Things must be gearing up for a really busy week in tax accounting offices since the CRA has only received half the returns it is expecting for the 2017 tax filing year. It’s estimated that there will be 29 million tax returns filed this year. Is a big rush still to come before the May 1 deadline? In a word, yes.
Be warned that the CRA is taking tax avoidance and tax evasion more seriously than ever. The federal budget funded increased verification activities, additional auditors and specialists focused on the underground economy. A major focus of the CRA Criminal Investigations program has also targeted sophisticated taxpayers and promoters of schemes.

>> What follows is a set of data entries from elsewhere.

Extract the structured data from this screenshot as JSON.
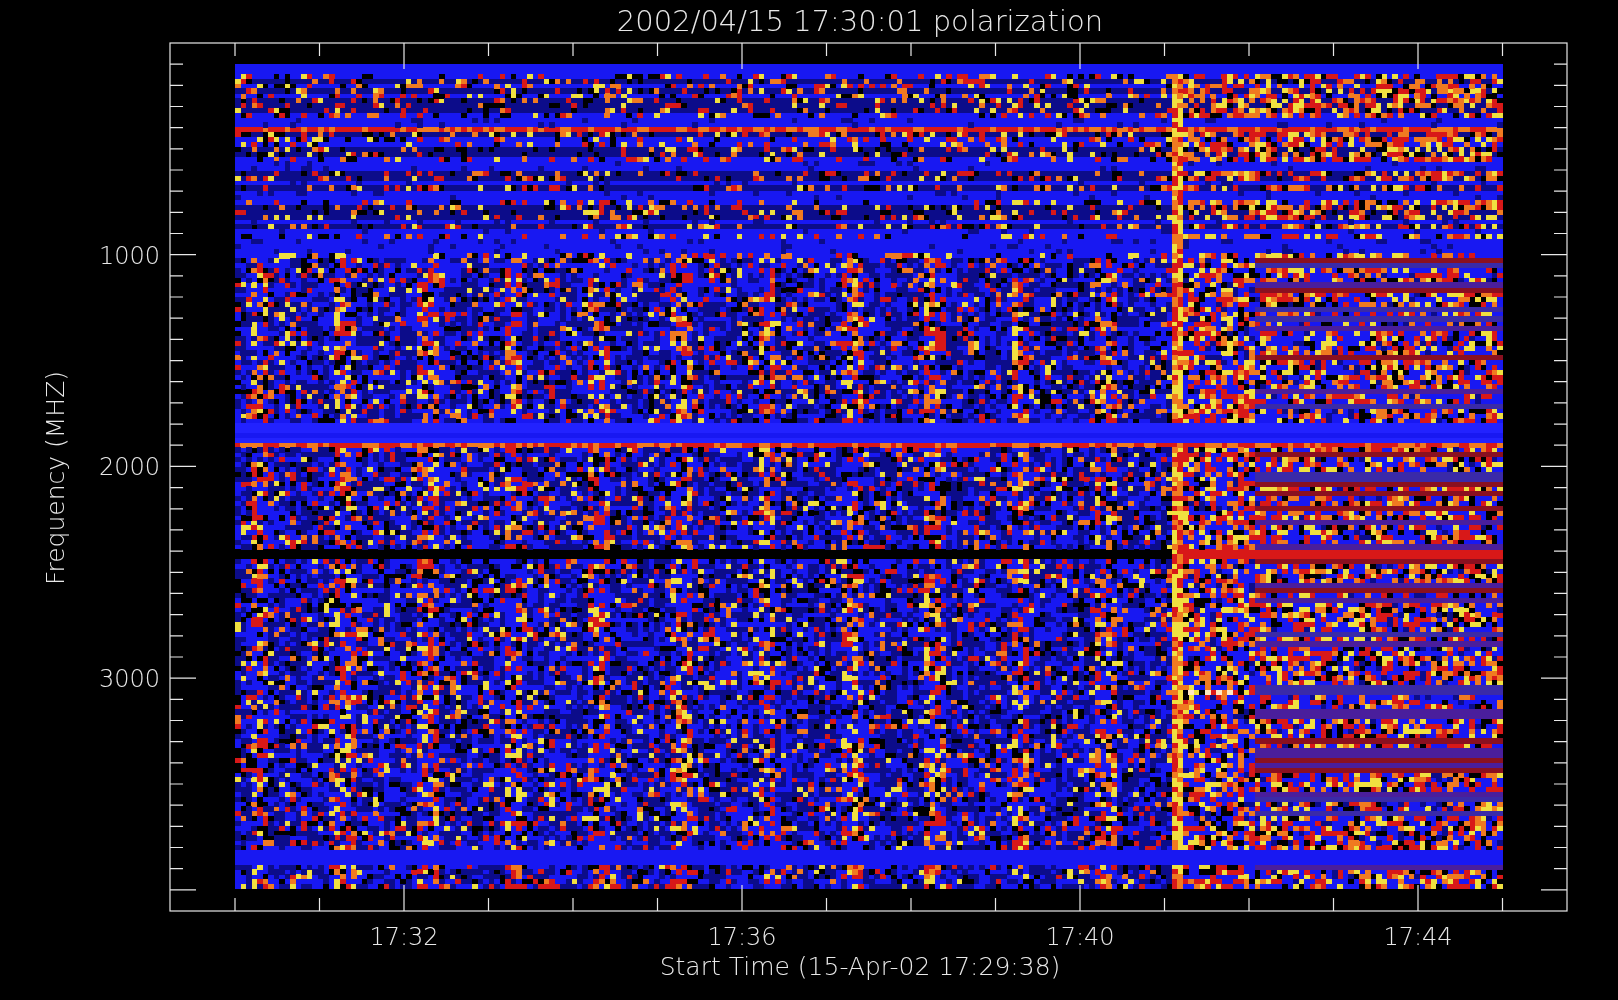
{
  "plot": {
    "title": "2002/04/15 17:30:01 polarization",
    "xlabel": "Start Time (15-Apr-02 17:29:38)",
    "ylabel": "Frequency (MHZ)",
    "x_tick_labels": [
      "17:32",
      "17:36",
      "17:40",
      "17:44"
    ],
    "y_tick_labels": [
      "1000",
      "2000",
      "3000"
    ]
  }
}
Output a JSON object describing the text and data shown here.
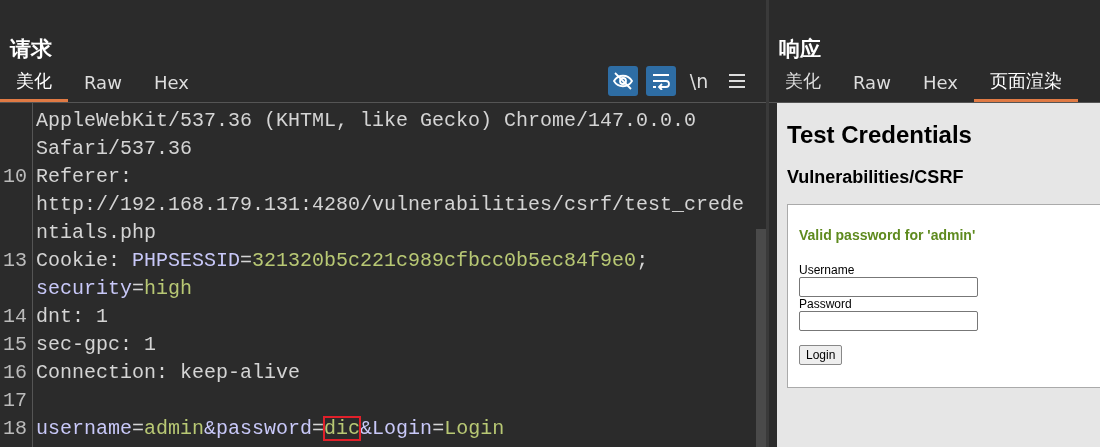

How do you define great advice? What services do you need to receive from your advisor that would compel you to recommend them to your friends and associates? In the tax business, that particular sweet spot occurs when the client says thanks and “see you next year.” But what happens to the standards of professional advice when a client’s health changes? Consider the following true-to-life scenario as an example.